Report back every line in the data that includes the string "views".

** Task input follows **

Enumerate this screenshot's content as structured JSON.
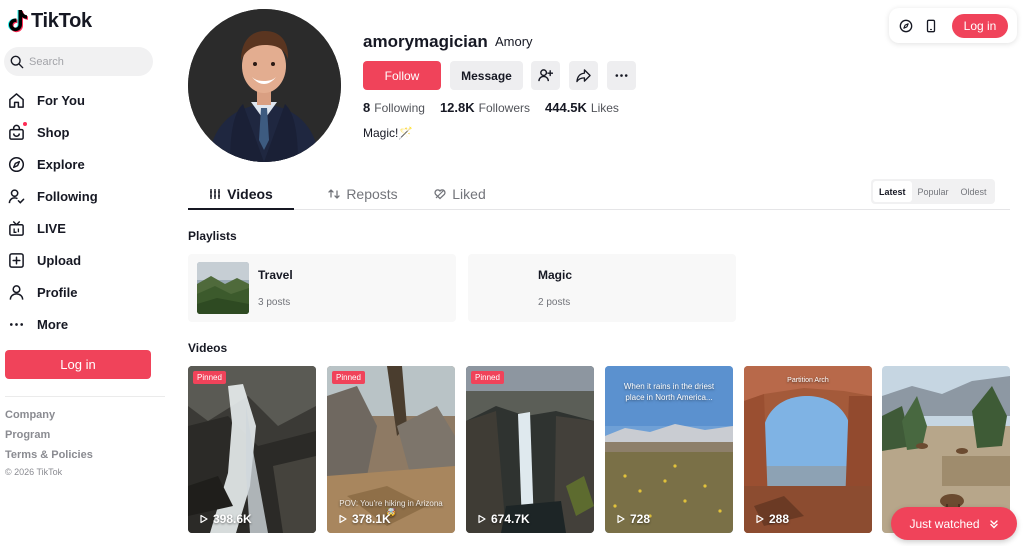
{
  "app": {
    "name": "TikTok",
    "brand_color": "#fe2c55",
    "button_color": "#f0435a"
  },
  "search": {
    "placeholder": "Search"
  },
  "sidebar": {
    "items": [
      {
        "label": "For You",
        "icon": "home-icon"
      },
      {
        "label": "Shop",
        "icon": "shop-icon"
      },
      {
        "label": "Explore",
        "icon": "compass-icon"
      },
      {
        "label": "Following",
        "icon": "following-icon"
      },
      {
        "label": "LIVE",
        "icon": "live-icon"
      },
      {
        "label": "Upload",
        "icon": "upload-icon"
      },
      {
        "label": "Profile",
        "icon": "profile-icon"
      },
      {
        "label": "More",
        "icon": "more-icon"
      }
    ],
    "login_label": "Log in",
    "footer_links": [
      "Company",
      "Program",
      "Terms & Policies"
    ],
    "copyright": "© 2026 TikTok"
  },
  "topbar": {
    "login_label": "Log in",
    "icons": [
      "coin-icon",
      "device-icon"
    ]
  },
  "profile": {
    "username": "amorymagician",
    "nickname": "Amory",
    "follow_label": "Follow",
    "message_label": "Message",
    "stats": {
      "following_count": "8",
      "following_label": "Following",
      "followers_count": "12.8K",
      "followers_label": "Followers",
      "likes_count": "444.5K",
      "likes_label": "Likes"
    },
    "bio": "Magic!🪄"
  },
  "tabs": [
    "Videos",
    "Reposts",
    "Liked"
  ],
  "active_tab": "Videos",
  "sort_options": [
    "Latest",
    "Popular",
    "Oldest"
  ],
  "active_sort": "Latest",
  "playlists": {
    "title": "Playlists",
    "items": [
      {
        "name": "Travel",
        "count": "3 posts"
      },
      {
        "name": "Magic",
        "count": "2 posts"
      }
    ]
  },
  "videos": {
    "title": "Videos",
    "items": [
      {
        "views": "398.6K",
        "pinned_label": "Pinned"
      },
      {
        "views": "378.1K",
        "pinned_label": "Pinned",
        "caption": "POV: You're hiking in Arizona 🤯"
      },
      {
        "views": "674.7K",
        "pinned_label": "Pinned"
      },
      {
        "views": "728",
        "caption": "When it rains in the driest place in North America..."
      },
      {
        "views": "288",
        "caption": "Partition Arch"
      },
      {
        "views": ""
      }
    ]
  },
  "just_watched_label": "Just watched"
}
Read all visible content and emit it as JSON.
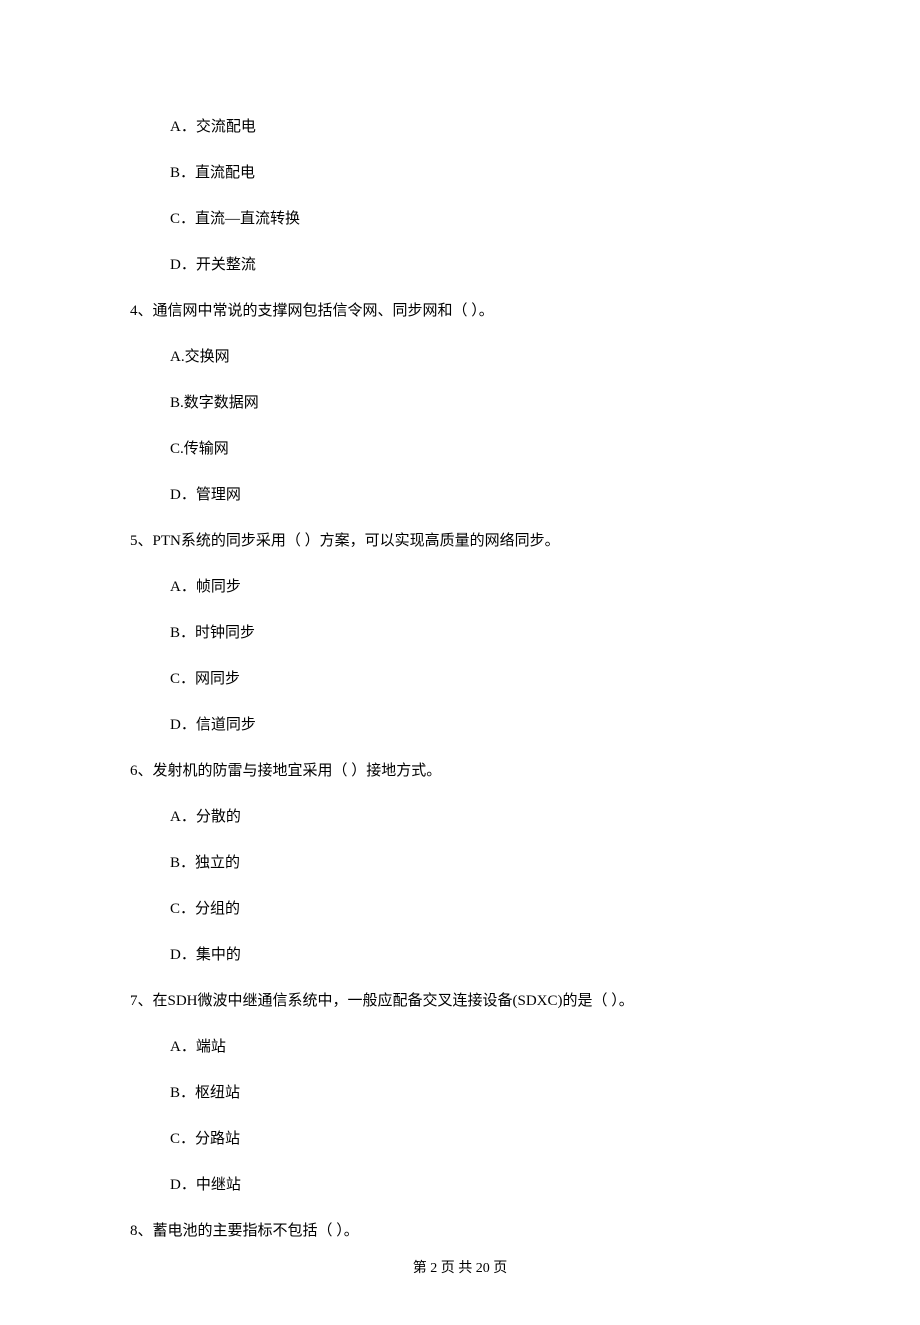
{
  "q3": {
    "options": {
      "a": "A．交流配电",
      "b": "B．直流配电",
      "c": "C．直流—直流转换",
      "d": "D．开关整流"
    }
  },
  "q4": {
    "text": "4、通信网中常说的支撑网包括信令网、同步网和（    ）。",
    "options": {
      "a": "A.交换网",
      "b": "B.数字数据网",
      "c": "C.传输网",
      "d": "D．管理网"
    }
  },
  "q5": {
    "text": "5、PTN系统的同步采用（    ）方案，可以实现高质量的网络同步。",
    "options": {
      "a": "A．帧同步",
      "b": "B．时钟同步",
      "c": "C．网同步",
      "d": "D．信道同步"
    }
  },
  "q6": {
    "text": "6、发射机的防雷与接地宜采用（    ）接地方式。",
    "options": {
      "a": "A．分散的",
      "b": "B．独立的",
      "c": "C．分组的",
      "d": "D．集中的"
    }
  },
  "q7": {
    "text": "7、在SDH微波中继通信系统中，一般应配备交叉连接设备(SDXC)的是（    ）。",
    "options": {
      "a": "A．端站",
      "b": "B．枢纽站",
      "c": "C．分路站",
      "d": "D．中继站"
    }
  },
  "q8": {
    "text": "8、蓄电池的主要指标不包括（    ）。"
  },
  "footer": "第 2 页 共 20 页"
}
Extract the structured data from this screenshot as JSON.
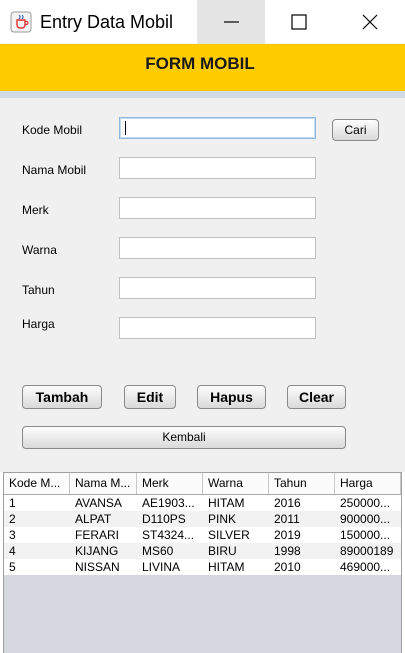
{
  "window": {
    "title": "Entry Data Mobil",
    "controls": {
      "minimize_icon": "minimize-icon",
      "maximize_icon": "maximize-icon",
      "close_icon": "close-icon"
    }
  },
  "banner": {
    "title": "FORM MOBIL",
    "color": "#ffcc00"
  },
  "form": {
    "fields": [
      {
        "label": "Kode Mobil",
        "value": ""
      },
      {
        "label": "Nama Mobil",
        "value": ""
      },
      {
        "label": "Merk",
        "value": ""
      },
      {
        "label": "Warna",
        "value": ""
      },
      {
        "label": "Tahun",
        "value": ""
      },
      {
        "label": "Harga",
        "value": ""
      }
    ],
    "search_button": "Cari"
  },
  "actions": {
    "tambah": "Tambah",
    "edit": "Edit",
    "hapus": "Hapus",
    "clear": "Clear",
    "kembali": "Kembali"
  },
  "table": {
    "columns": [
      "Kode M...",
      "Nama M...",
      "Merk",
      "Warna",
      "Tahun",
      "Harga"
    ],
    "rows": [
      [
        "1",
        "AVANSA",
        "AE1903...",
        "HITAM",
        "2016",
        "250000..."
      ],
      [
        "2",
        "ALPAT",
        "D110PS",
        "PINK",
        "2011",
        "900000..."
      ],
      [
        "3",
        "FERARI",
        "ST4324...",
        "SILVER",
        "2019",
        "150000..."
      ],
      [
        "4",
        "KIJANG",
        "MS60",
        "BIRU",
        "1998",
        "89000189"
      ],
      [
        "5",
        "NISSAN",
        "LIVINA",
        "HITAM",
        "2010",
        "469000..."
      ]
    ]
  }
}
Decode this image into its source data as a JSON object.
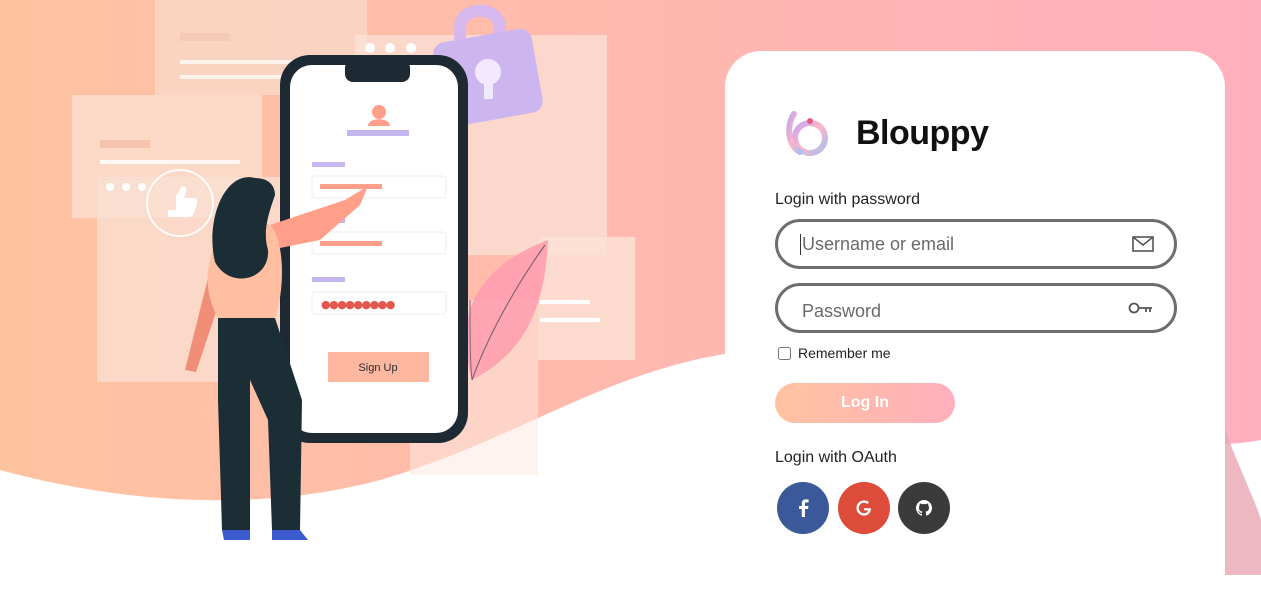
{
  "brand": {
    "name": "Blouppy",
    "logo_icon": "blouppy-logo-icon"
  },
  "illustration": {
    "signup_button_label": "Sign Up",
    "password_dots": "●●●●●●●●●"
  },
  "login": {
    "password_section_label": "Login with password",
    "username_placeholder": "Username or email",
    "username_icon": "mail-icon",
    "password_placeholder": "Password",
    "password_icon": "key-icon",
    "remember_label": "Remember me",
    "remember_checked": false,
    "submit_label": "Log In"
  },
  "oauth": {
    "section_label": "Login with OAuth",
    "providers": [
      {
        "name": "facebook",
        "icon": "facebook-icon",
        "color": "#3b5998"
      },
      {
        "name": "google",
        "icon": "google-icon",
        "color": "#dd4b39"
      },
      {
        "name": "github",
        "icon": "github-icon",
        "color": "#3a3a3a"
      }
    ]
  },
  "colors": {
    "peach": "#ffc3a0",
    "pink": "#ffafbd",
    "field_border": "#6e6e6e"
  }
}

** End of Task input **

### Answer below
        "views": "398.6K",
        "views": "378.1K",
        "views": "674.7K",
        "views": "728",
        "views": "288",
        "views": ""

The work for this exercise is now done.